This is like sitting inside a vacuum cleaner :) And system says that fans are spinning at their 60%... I don't want to hear 100% then.
By mzalfres on 18 Sep 2009
....have you installed the ProLiant Systems Management agents?
I don't have any of the new G6 models yet, but having owned or managed ProLiant servers for over a decade, I know that if the SIM agents are not installed, then the server BIOS will default to assuming that something is wrong, and the fans are engaged to keep it cool. It might be worth looking into - install the agents from the supplied smartstart CD.
By PhilipCoakes on 24 Sep 2009
I didn't expect so much out of a budget laptop. So glad I bought it.. I also wrote a review on my blog complete with photos: http://goo.gl/Y1lsv
By storm311 on 15 Nov 2011
- Sony revives optical discs with 1TB Archival Disc
- IDC: iPad intertia opens door for Windows tablets
- Office 365 goes social with "Oslo" news feed
- Windows XP: upgrading 30,000 PCs in 30 days
- LibreOffice: ignore Microsoft's "nonsense" on government's open source plans
- Intel Xeon E7 v2 servers support 6TB of RAM
- Microsoft promises video calls between Skype and Lync
- Office for iPad due before July
- Windows 7 on business PCs gets an extension
- Windows apps land on Chromebooks with VMware
- CeBit 2014 diary: Cameron comes to town
- The 5 most interesting UK businesses at SXSW
- Quickest way to upload 1GB? Hop on a train
- Move over Delia: IBM Watson is cooking tonight
- Eric Schmidt on the double-edged smartphone: friend and foe
- Getty joins the race to the bottom
- Hour of Code: five steps to learn how to code
- Sony Xperia Z2 Tablet review: first look
- Sony Xperia Z2 review: first look
- Samsung Galaxy Gear 2 review: first look

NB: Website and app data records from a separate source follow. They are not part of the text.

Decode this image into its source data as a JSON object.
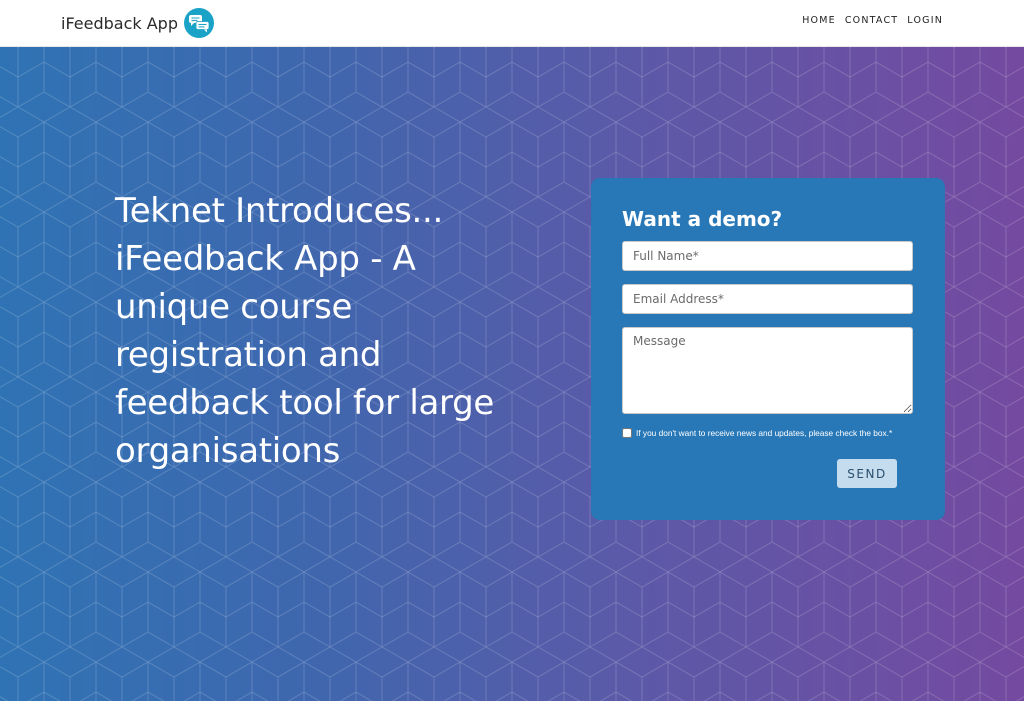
{
  "header": {
    "brand_name": "iFeedback App",
    "logo_icon": "chat-bubbles-icon",
    "nav": [
      "HOME",
      "CONTACT",
      "LOGIN"
    ]
  },
  "hero": {
    "headline": "Teknet Introduces... iFeedback App - A unique course registration and feedback tool for large organisations",
    "gradient_start": "#2f73b4",
    "gradient_end": "#744aa0"
  },
  "demo_form": {
    "title": "Want a demo?",
    "full_name": {
      "placeholder": "Full Name*",
      "value": ""
    },
    "email": {
      "placeholder": "Email Address*",
      "value": ""
    },
    "message": {
      "placeholder": "Message",
      "value": ""
    },
    "consent_label": "If you don't want to receive news and updates, please check the box.*",
    "consent_checked": false,
    "send_label": "SEND",
    "card_color": "#2878b8",
    "button_color": "#c5dcef"
  }
}
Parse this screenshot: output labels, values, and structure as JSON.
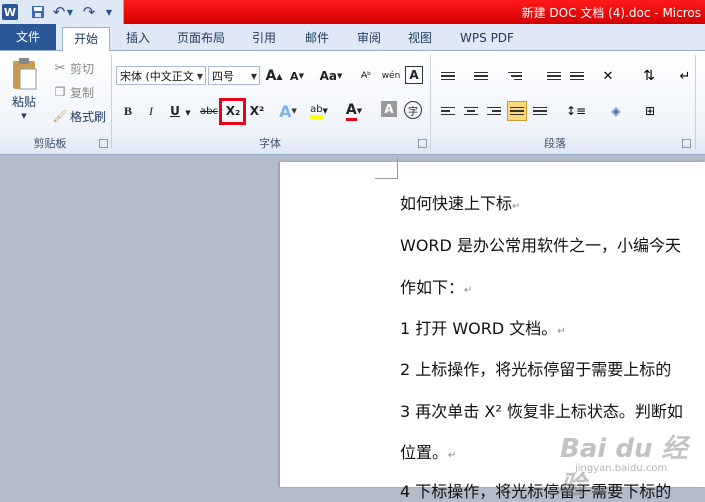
{
  "titlebar": {
    "title": "新建 DOC 文档 (4).doc - Micros",
    "accent": "#e8001c"
  },
  "quick_access": {
    "logo": "W"
  },
  "tabs": [
    {
      "label": "文件"
    },
    {
      "label": "开始"
    },
    {
      "label": "插入"
    },
    {
      "label": "页面布局"
    },
    {
      "label": "引用"
    },
    {
      "label": "邮件"
    },
    {
      "label": "审阅"
    },
    {
      "label": "视图"
    },
    {
      "label": "WPS PDF"
    }
  ],
  "clipboard": {
    "paste": "粘贴",
    "cut": "剪切",
    "copy": "复制",
    "format_painter": "格式刷",
    "group_label": "剪贴板"
  },
  "font": {
    "font_name": "宋体 (中文正文",
    "font_size": "四号",
    "grow": "A",
    "shrink": "A",
    "case": "Aa",
    "pinyin": "wén",
    "border": "A",
    "bold": "B",
    "italic": "I",
    "underline": "U",
    "strike": "abc",
    "subscript": "X₂",
    "superscript": "X²",
    "effects": "A",
    "highlight": "ab",
    "color": "A",
    "shading": "A",
    "enclose": "字",
    "group_label": "字体"
  },
  "paragraph": {
    "group_label": "段落"
  },
  "document": {
    "lines": [
      "如何快速上下标",
      "WORD 是办公常用软件之一，小编今天",
      "作如下：",
      "1 打开 WORD 文档。",
      "2 上标操作，将光标停留于需要上标的",
      "3 再次单击 X² 恢复非上标状态。判断如",
      "位置。",
      "4 下标操作，将光标停留于需要下标的"
    ],
    "squiggle_word": "小编今天"
  },
  "watermark": {
    "text": "Bai du 经验",
    "url": "jingyan.baidu.com"
  }
}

- Small server vs cloud: which is best for SMBs?
- The best mobile apps for business
- Windows XP: Microsoft’s ticking time bomb

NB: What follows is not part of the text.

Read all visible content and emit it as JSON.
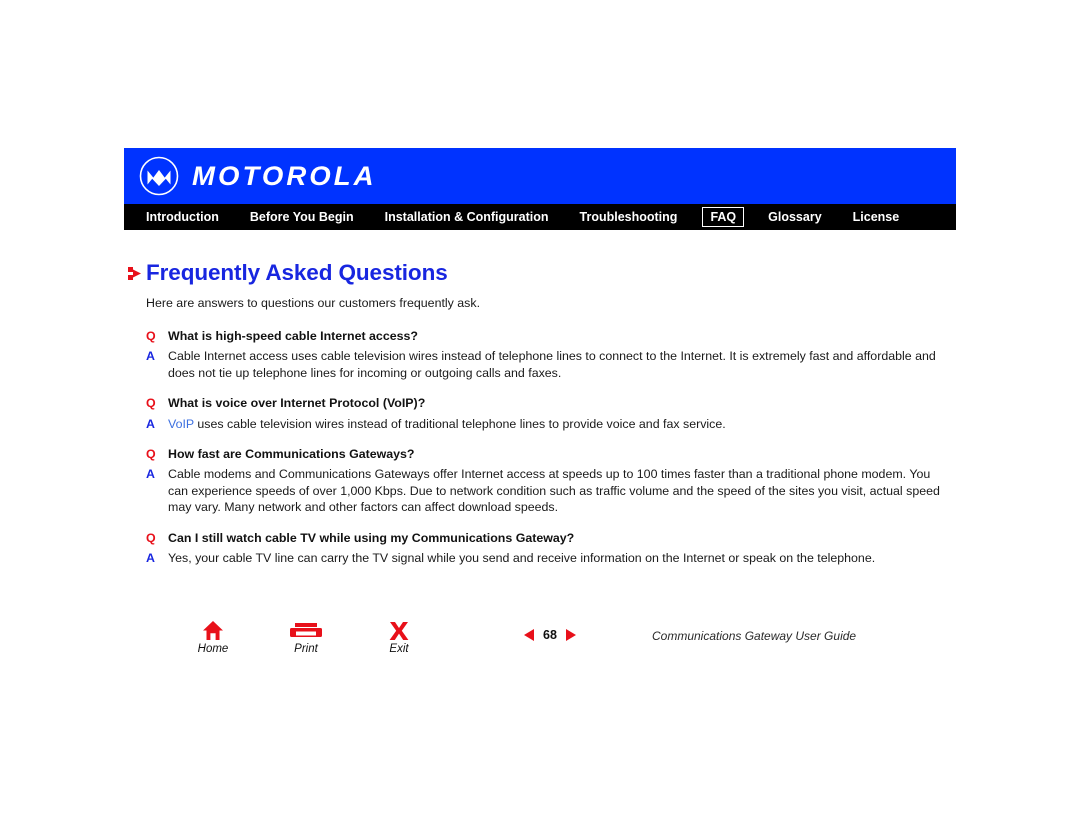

- gTLDs: what your business should know about new domain names
- Can Microsoft survive? A look at servers and tools
- Can Microsoft survive? The future of Office
- A real-world guide to business VoIP
- Sack your PA: how to stay on top of your work life
- Power lies with the internet giants, not the governments
- Software subscriptions return us to a life of servitude
- Headings vs headers: how to use both in Word
- Windows Server 2012 R2: how the Datacenter edition could change SMBs
- Invoices and VAT: how to set up your documents correctly
- Nexus 5 vs Samsung Galaxy S4 Active: the best phone for avoiding screen burn
- How much is a social user worth?
- The key to choosing a secure password
- Thunderbolt Bridge: a fast Mac migration tool
- Should you advertise on Twitter?
- How to track a lost smartphone
- Self-publishing success: the best way to sell your book